From Micetro Round 1. Photo: Alison Little
WIT – Wellington Improvisation Troupe
Sundays until May 9, 7pm
The ‘Micetro’, or winner, of the show at Fringe Bar last night was veteran improviser Derek Flores. He gave a high-energy and occasionally deranged performance, playing a demented cat-squashing clown, Count Dracula, and a sunflower with attitude.
Of course, Micetro isn’t really about who wins, but the competition provides a coherent structure for the show.
Performed by the Wellington Improvisation Troupe (WIT), Micetro could be described as ‘directed improv’. A director helps the performers develop their scenes to get the best show for the audience.
For example, last night the director said: “Have an emotional break-down,” when an actor was pulling back from really embracing the emotion in a scene.
The Micetro format was devised for large numbers of players, who are progressively eliminated until the winner is left. Actors with the most points stay in the game.

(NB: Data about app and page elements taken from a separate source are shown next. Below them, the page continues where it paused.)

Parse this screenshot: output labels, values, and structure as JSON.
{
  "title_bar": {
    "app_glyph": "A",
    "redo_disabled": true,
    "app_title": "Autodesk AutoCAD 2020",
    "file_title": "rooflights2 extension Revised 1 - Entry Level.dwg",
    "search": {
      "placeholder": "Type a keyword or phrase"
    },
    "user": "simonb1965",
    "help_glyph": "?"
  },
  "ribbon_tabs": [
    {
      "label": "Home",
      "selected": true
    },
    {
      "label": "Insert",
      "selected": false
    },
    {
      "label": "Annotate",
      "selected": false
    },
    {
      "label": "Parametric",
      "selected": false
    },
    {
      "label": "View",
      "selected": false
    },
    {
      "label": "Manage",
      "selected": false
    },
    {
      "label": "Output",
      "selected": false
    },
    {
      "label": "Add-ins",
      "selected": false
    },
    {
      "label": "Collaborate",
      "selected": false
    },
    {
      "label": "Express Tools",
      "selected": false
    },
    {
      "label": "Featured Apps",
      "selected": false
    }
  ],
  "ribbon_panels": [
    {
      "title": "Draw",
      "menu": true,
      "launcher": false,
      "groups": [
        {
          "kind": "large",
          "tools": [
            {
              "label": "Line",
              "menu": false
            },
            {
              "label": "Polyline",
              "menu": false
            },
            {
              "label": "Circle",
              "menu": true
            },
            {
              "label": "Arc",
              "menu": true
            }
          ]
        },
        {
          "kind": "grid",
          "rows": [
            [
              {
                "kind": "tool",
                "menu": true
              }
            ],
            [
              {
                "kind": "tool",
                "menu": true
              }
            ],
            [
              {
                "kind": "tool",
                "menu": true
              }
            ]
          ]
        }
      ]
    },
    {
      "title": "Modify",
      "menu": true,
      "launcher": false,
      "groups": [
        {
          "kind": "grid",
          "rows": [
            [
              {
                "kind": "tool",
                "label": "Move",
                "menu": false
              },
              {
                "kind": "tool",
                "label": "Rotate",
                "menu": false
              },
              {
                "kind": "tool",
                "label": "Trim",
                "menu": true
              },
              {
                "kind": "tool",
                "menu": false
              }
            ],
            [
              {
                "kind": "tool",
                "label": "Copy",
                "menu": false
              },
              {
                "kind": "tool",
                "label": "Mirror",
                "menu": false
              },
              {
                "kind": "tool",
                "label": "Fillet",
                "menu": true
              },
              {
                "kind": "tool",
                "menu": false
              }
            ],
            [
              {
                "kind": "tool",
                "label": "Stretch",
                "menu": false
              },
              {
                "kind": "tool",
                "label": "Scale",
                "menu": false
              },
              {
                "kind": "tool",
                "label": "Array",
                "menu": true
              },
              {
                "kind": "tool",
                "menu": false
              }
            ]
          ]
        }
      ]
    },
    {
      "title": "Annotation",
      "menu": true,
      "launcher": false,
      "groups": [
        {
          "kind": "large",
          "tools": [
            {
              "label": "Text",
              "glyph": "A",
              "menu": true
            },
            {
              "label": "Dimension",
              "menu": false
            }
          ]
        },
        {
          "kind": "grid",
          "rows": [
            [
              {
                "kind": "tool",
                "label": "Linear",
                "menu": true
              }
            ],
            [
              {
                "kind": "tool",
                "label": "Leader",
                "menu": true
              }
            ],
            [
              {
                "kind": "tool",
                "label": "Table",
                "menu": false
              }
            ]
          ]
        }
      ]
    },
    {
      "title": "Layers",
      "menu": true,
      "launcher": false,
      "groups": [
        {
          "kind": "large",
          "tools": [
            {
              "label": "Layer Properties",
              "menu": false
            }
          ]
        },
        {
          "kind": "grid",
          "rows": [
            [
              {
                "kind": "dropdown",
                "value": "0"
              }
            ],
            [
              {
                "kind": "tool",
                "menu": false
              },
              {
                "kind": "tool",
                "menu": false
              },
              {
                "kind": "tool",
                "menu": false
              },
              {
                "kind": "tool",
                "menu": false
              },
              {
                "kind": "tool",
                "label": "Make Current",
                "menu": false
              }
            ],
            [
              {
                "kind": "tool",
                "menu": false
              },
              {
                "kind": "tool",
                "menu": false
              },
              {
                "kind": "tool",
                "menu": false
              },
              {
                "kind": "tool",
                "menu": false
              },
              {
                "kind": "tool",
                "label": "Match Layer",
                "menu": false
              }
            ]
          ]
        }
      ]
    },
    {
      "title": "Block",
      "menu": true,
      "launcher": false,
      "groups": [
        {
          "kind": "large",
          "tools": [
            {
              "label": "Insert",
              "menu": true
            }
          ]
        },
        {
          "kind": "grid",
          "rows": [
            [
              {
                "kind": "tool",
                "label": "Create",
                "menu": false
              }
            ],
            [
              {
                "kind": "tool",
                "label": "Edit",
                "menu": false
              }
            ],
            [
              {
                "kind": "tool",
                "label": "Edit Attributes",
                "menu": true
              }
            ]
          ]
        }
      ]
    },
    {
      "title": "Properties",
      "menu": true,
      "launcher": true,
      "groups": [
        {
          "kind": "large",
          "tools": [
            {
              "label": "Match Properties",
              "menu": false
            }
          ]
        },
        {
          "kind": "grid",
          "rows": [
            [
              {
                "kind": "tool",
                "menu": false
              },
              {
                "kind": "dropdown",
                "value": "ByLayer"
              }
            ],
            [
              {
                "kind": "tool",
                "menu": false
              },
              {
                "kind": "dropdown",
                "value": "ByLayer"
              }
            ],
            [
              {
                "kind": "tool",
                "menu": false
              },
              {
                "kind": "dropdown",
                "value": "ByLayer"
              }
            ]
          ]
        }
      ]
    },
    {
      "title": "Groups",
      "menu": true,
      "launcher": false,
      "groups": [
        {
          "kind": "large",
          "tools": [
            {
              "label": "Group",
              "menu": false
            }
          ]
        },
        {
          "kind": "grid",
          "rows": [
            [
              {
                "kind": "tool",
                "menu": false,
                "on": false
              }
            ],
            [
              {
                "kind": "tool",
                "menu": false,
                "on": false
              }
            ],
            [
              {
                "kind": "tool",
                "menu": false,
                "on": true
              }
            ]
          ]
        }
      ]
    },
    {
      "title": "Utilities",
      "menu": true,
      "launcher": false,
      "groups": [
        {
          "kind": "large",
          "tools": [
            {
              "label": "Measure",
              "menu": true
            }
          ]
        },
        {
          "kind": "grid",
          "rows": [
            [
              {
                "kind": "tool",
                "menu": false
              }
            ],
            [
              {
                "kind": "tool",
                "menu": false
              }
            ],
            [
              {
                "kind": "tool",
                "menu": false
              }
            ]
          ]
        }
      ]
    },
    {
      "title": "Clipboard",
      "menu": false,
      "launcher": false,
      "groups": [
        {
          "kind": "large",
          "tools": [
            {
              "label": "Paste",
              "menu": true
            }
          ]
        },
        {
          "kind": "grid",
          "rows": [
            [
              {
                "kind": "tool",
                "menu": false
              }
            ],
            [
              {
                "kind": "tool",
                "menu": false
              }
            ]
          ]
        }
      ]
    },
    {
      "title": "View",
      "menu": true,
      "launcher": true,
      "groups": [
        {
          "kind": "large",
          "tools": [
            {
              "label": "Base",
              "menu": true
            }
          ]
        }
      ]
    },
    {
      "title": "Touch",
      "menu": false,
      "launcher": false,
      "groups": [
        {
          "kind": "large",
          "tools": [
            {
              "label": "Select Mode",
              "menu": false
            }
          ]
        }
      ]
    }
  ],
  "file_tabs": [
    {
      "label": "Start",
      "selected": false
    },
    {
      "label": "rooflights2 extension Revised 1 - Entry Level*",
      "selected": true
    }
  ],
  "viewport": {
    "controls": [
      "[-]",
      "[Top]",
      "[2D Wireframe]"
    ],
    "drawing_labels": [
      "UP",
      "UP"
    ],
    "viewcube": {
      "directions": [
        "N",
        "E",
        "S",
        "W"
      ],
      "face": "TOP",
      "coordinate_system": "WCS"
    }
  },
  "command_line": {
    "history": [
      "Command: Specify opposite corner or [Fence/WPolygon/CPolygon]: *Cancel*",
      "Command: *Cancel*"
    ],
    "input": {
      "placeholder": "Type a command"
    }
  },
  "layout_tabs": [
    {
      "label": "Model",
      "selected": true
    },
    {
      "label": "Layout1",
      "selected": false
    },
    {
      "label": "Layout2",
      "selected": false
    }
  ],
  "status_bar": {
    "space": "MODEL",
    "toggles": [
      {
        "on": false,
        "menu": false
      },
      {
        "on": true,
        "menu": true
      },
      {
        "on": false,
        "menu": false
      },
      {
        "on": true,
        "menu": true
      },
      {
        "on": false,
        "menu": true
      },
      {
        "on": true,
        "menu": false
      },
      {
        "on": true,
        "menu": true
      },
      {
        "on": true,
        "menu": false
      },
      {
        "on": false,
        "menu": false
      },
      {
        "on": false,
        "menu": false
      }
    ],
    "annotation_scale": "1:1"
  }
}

The audience assigns a score for each scene, prompted by the MC. I was surprised by how much we all agreed on what score a scene was worth.
In the earlier rounds, the director’s input is more valuable, as less-experienced improvisers are still in the competition.
The scenes where actors took the action away from the everyday world of Wellington worked best for me. I especially enjoyed the Western bar-room philosophy session, and the gay love song in a forest.
I would have liked the open, or non-game-based, scenes to have had more imaginative opening gambits. Of course, great impov can be based in domestic settings, such as Wiremu Tuhiwai’s final scene in which he played a father speaking about leaving his family.
The Fringe Bar is a great venue for Micetro. Relaxed and intimate, it provides the ideal space for the actors to take us wherever their imaginations lead us.